between around 10:00PM to 02:30AM ! Below you can see firstly the entrance to
all my 'places':-
...and me at one of my workbenches in the workshop itself:-
which was posed but you can get the general view or idea. Following are a couple of other views of my workshop:-
and some of my equipment:-
I also like to be able to manufacture what I need for things like antennas,
and various couplings and so on, and to this end I also have a mechanical area
in my workshop which has an old Myford lathe which is much older than I am
and which I have re-furbished and made a lot of tooling for - you can see me
typicaly working at the lathe here:-
Below you can see the mess produced by working cast-iron, in this case for a chuck backplate, so you can see it does actually get used:-
In amongst there I also have the usual vertical bench drill, tool grinder,
and a lot of spares, metal stock of various types and sizes and screws etc.
The lathe itself you can see a (cleaner!) view of below:-
I am also an active Radio Amateur, and some of my radio station equipment is also designed and built by me in my workshop, as well as most of the antennas involved in it's use.

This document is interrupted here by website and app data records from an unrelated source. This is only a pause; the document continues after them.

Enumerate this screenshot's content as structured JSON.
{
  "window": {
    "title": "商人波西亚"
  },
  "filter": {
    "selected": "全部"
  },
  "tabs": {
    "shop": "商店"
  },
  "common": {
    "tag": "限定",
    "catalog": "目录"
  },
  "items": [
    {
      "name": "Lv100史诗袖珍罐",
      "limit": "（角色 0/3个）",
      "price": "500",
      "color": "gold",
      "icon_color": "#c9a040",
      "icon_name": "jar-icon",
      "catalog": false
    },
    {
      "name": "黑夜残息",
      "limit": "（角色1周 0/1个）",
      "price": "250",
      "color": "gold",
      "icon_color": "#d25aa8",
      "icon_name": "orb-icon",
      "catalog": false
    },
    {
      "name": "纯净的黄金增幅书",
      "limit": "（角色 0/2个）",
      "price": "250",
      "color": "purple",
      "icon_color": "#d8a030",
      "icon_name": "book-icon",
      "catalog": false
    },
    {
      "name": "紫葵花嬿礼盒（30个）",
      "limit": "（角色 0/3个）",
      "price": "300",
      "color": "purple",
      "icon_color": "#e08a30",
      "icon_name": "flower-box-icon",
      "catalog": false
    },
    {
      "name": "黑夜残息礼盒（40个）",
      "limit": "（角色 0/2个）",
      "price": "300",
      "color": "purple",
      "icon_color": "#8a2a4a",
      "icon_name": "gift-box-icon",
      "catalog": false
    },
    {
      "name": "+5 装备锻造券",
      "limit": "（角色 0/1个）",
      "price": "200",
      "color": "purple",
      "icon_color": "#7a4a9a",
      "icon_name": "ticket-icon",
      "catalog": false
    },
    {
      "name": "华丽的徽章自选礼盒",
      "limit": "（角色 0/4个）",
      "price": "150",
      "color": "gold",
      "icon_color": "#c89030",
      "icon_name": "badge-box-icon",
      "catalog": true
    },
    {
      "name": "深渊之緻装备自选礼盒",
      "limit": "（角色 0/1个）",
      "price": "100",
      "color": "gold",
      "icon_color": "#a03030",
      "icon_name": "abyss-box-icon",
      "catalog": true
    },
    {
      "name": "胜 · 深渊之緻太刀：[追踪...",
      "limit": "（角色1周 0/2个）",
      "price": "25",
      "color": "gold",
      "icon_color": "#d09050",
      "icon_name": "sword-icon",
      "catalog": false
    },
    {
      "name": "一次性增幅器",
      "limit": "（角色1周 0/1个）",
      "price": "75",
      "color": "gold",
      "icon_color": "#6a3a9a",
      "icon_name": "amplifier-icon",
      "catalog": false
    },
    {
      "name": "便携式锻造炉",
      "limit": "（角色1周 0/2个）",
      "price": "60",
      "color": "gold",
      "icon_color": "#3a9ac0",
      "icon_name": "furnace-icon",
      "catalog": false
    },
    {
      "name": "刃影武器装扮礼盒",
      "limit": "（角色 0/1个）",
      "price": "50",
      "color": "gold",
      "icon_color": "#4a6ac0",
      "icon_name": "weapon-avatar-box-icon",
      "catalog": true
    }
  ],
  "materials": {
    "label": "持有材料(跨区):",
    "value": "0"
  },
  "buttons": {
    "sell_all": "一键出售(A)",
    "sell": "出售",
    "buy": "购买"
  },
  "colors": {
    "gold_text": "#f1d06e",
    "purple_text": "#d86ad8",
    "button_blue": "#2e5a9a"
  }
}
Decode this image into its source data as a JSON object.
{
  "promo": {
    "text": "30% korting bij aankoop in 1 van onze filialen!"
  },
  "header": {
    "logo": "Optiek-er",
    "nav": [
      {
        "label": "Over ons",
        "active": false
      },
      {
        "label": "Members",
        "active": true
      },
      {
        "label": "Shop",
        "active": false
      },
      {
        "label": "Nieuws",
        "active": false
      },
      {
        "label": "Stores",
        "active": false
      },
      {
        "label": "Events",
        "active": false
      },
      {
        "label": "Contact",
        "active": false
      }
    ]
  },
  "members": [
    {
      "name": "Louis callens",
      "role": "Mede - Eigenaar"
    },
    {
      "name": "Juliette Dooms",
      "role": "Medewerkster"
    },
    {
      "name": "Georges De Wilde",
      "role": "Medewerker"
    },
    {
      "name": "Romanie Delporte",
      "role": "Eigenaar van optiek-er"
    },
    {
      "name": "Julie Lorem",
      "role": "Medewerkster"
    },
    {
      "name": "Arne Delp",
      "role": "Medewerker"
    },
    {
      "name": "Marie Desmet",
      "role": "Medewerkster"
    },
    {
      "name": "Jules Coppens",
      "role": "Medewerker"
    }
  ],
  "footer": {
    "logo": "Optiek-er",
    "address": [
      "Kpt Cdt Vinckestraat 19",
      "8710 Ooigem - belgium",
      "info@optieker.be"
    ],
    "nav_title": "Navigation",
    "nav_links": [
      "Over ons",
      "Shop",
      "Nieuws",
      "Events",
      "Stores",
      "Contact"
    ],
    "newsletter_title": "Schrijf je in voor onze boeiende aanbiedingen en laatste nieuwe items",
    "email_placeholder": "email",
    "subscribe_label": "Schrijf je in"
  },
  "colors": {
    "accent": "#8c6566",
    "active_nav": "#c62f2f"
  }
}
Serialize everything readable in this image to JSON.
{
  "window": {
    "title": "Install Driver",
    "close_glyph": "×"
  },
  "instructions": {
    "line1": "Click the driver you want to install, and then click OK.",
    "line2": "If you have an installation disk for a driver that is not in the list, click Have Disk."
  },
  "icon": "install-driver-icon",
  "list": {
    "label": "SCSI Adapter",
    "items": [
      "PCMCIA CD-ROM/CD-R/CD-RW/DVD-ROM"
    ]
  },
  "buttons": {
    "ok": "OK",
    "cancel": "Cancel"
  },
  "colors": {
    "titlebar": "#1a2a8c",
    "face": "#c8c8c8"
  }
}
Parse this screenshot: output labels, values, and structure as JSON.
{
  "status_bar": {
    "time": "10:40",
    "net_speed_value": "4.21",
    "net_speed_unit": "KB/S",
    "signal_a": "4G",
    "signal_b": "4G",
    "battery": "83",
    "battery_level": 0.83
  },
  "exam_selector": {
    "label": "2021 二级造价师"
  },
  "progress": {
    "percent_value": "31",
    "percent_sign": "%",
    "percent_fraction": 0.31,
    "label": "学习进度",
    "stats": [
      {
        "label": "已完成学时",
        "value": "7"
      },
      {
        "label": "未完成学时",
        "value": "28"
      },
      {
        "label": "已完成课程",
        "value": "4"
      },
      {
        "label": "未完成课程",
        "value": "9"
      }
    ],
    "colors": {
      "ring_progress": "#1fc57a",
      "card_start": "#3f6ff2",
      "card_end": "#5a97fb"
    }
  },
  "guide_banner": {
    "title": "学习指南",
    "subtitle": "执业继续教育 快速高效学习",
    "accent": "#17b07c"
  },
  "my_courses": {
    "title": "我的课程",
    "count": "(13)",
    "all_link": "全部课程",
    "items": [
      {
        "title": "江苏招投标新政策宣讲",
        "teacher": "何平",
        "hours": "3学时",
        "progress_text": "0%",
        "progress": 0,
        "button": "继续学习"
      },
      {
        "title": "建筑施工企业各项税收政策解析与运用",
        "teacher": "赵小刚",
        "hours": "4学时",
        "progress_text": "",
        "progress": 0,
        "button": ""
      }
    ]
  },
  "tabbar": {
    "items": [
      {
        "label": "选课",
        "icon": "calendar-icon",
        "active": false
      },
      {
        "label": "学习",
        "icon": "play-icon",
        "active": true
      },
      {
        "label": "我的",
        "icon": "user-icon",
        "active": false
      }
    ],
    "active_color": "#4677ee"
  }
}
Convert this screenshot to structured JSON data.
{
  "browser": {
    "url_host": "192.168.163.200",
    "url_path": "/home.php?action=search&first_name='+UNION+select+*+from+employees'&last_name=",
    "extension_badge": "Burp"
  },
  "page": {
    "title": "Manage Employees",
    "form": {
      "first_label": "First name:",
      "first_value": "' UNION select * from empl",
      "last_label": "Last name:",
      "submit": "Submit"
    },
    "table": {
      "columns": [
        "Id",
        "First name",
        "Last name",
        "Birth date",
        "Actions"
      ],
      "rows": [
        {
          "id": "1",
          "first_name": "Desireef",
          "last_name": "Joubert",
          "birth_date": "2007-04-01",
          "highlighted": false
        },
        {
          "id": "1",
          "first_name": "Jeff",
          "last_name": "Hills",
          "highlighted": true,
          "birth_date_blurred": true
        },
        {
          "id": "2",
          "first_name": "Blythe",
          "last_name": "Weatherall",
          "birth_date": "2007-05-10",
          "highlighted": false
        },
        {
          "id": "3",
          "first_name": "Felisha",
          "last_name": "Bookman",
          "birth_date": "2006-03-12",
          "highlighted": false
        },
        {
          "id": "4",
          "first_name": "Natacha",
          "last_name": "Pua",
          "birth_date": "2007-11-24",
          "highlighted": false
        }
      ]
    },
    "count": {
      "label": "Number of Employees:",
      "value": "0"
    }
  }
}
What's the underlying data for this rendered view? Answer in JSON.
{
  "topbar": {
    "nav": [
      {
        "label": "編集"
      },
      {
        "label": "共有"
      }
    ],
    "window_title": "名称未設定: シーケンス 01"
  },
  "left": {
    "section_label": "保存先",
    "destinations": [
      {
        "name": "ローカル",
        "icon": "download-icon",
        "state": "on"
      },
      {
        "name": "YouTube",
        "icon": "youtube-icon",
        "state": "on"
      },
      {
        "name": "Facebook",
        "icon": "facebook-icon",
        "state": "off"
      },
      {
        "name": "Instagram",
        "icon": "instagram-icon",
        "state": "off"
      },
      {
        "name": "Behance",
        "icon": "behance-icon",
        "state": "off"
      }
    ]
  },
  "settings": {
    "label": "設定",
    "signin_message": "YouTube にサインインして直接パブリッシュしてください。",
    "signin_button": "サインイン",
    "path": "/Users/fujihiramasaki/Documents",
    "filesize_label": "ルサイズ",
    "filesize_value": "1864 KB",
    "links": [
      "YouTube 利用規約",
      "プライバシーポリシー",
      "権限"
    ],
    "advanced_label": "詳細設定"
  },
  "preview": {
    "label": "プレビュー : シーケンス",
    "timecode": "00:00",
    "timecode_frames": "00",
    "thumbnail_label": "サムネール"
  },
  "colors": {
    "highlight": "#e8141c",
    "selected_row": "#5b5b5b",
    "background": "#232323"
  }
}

I work the H.F. bands (160/80/40/20/15 and 10m) as well as the VHF bands 6m / 50MHz and 2m / 144MHz and UHF bands 70cm / 432MHz and the higher bands 23cm / 1296MHz and 3cm / 10GHz. (The bands in between are currently being built for, i.e. 13cm / 2368MHz, 9cm / 3450MHz, and 6cm / 5800MHz. A picture of my radio station (was G8GFH now PA2TG) gives some idea of it:-
...and an updated [ JUNE2009 ] image with some revision is:-
ATV! SSTV! ATV!
Centrepiece of the main ATV / TV testcard.
Image transmission in the form of ATV and SSTV is one of the aspects of communication that interests me, and therefore form part of the radio station. There is now an image update page under this link with current image communication status uplinks. This is in the early stages yet, but will evolve... when I get around to writing the necessary software!
Of course this requiers the use of various antennas, and a couple of views of these can be seen below. Firstly, an overall image of the rotatable Yagi's for 50MHz, 144MHz, 432MHz and 1296MHz, together with, on the right, two vertical omni-directional monitor antennas for 144MHz / VHF and 432MHz / UHF, both broadband. Thw two dish antennas can also be seen, one is for satellite-TV monitoring which mainly checks the functionality of the 1 - 2GHz FM TV receiver and the second, as yet not aligned, is for 3cm (10GHz) band use, including amateur television:-
A more close-up view of the rotatable stack is below:-
Of course, a lot of my activities, especially the technical ones, require the use of computers, so I have a number of machines - quite a lot, in fact - for software development, for hardware development, for various peripheral control, for my amateur radio station, for Video/Audio production, and for the desktop, administration and archiving requirements; these are all networked via a central network shelf full of equipment as is a computer that makes up the 'intranet' internal server. Here I am at a desktop machine in the computer area:-
where I use Linux (Fedora Core) for normal desktop use, for the intranet server machine, for the second backup machine and for one of the software development machines. I also maintain and admin the network using a Linux machine as well. Other machines, such as that for chop-programming and certain hardware control uses microsoft Windows, promarily because there are no Linux drivers available for their associated peripherals.
An updated handy reference (toung-in-cheek) to all the
insides of a computer, detailed, is available now for amusement 8*). Obviously,
I know nothing about real computers and I deny all knowledge of anything to do with them.
A lot of useful and topical information concering the IT / ICT business can be
found on the Internet, but often by it's very nature out-of-date. One site
which is of good relevance is to be found at
this useful link which gives very useful and timely information to IT people and also anyone else
who is concerned with the state of ICT including the latest legal news and
virus warnings: well-worth checking back to now and again even if you're not
in the IT/ICT field.
You can E-mail the author of these pages (Trevor Gale) by using this link. on the Dutch Internet service provider XS4ALL.